They differ in what they do from there, though. Apple, for instance, insists that any communications are tied to a random identifier, not your Apple ID or anything personally identifiable. Google, on the other hand, ties everything to your account – the company says it can offer a better, more personalized experience that way.
In that sense, Google’s new Home speaker is much like Echo. Google says nothing gets passed onto its servers until Home hears the keyword “OK Google.” As with Amazon, Google offers a way to delete history data but otherwise keeps everything by default.
Alexa Murder Witness? Prosecutors Want To Look At That Data
Authorities investigating the death of an Arkansas man whose body was found in a hot tub want to expand the probe to include a new kind of evidence: any comments overheard by the suspect’s Amazon Echo smart speaker.
Amazon said it objects to “overbroad” requests as a matter of practice, but prosecutors insist their idea is rooted in a legal precedent that’s “as old as Methuselah.”
The issue has emerged in the slaying of Victor Collins, who was found floating face-up last year in the hot tub at a friend’s home in Bentonville, about 150 miles northwest of Little Rock. The friend, James Andrew Bates, was later charged with murder.
Prosecutors have asked the court to force Amazon to provide data from the Echo that could reveal more clues about the night of Nov. 22, 2015, when Collins was apparently strangled and drowned.
Benton County Prosecuting Attorney Nathan Smith said Wednesday that he has no idea if the device recorded anything related to the death. But looking for clues is simply “a question of law enforcement doing their due diligence.”
Like any investigation, “law enforcement has an obligation to try to obtain evidence of the crime,” Smith said.
The device is a cylinder-shaped speaker with internet-connected microphones that debuted in late 2014. Similar to other gadgets, it listens for a user’s voice and responds to commands – to play music, read the morning headlines or add an upcoming event to a calendar, for instance. The Echo can speak back to the user in a female voice known as “Alexa.”
The search warrant, signed by a judge in August, requests all “audio recordings, transcribed records, text records and other data” from Bates’ Echo speaker.
So far, authorities have obtained only basic subscriber and account information. Smith said Wednesday that his office has had discussions with Amazon, but that the bulk of the request remains unfulfilled.
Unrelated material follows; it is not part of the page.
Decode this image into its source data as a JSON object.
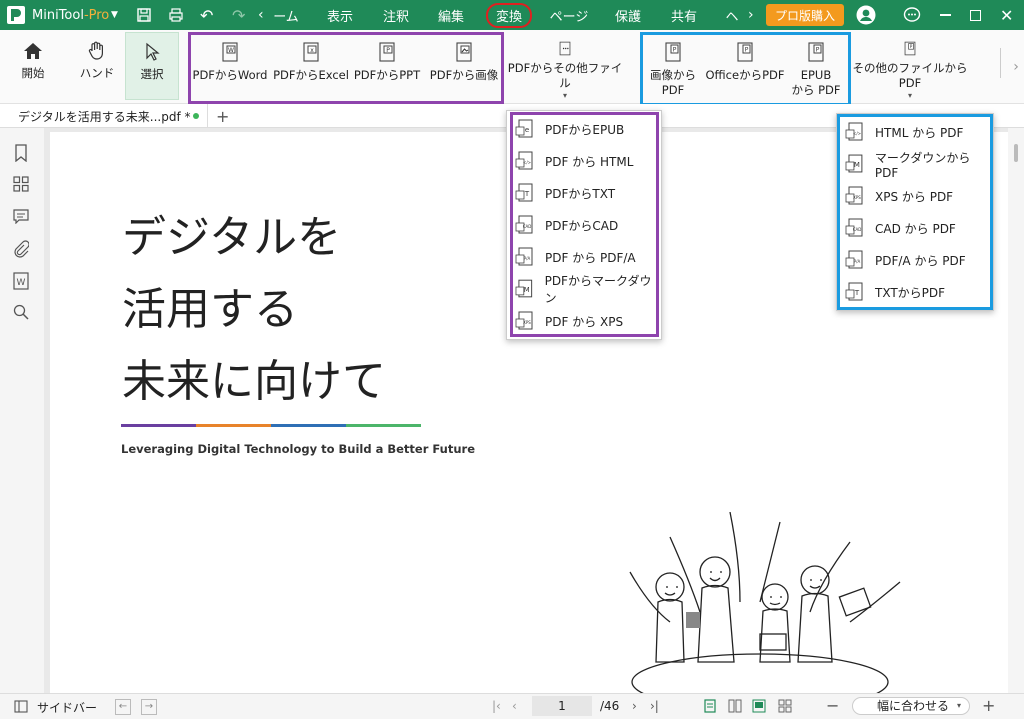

The prosecution’s request was first reported this week by The Information, a news site that covers the technology industry.
Amazon spokeswoman Kinley Pearsall declined to comment specifically on the Arkansas case but said in a statement that the company “will not release customer information without a valid and binding legal demand.” Amazon, Pearsall added, objects to “overbroad or otherwise inappropriate demands as a matter of course.”
On its website, the company says the Echo streams audio to cloud-based storage after it detects the user’s “wake word,” and that it stops recording once a question or request has been processed.
Smith compared his request to routine warrants that seek a record of cellphone “pings,” which can be used to track a user’s location.
“It is a search warrant for a new device, but the legal concept is old as Methuselah,” he said.
The Arkansas slaying could be a test case for how evidence rules apply to information from home appliances connected to the internet such as water meters, thermostats and lighting systems, said Nuala O’Connor, president of the Center for Democracy & Technology, a nonprofit group that works on privacy and civil-liberties issues. She previously worked for Amazon.
Law enforcement agencies will have to be careful in drawing conclusions from smart systems, she said. If a case is built on changes in patterns of people’s behavior, there’s a chance that prosecutors and police “could guess wrong.”
“That’s where we’re going to get into issues of circumstantial evidence,” O’Connor said.
The next court hearing for Bates, who has professed his innocence, is set for March 17.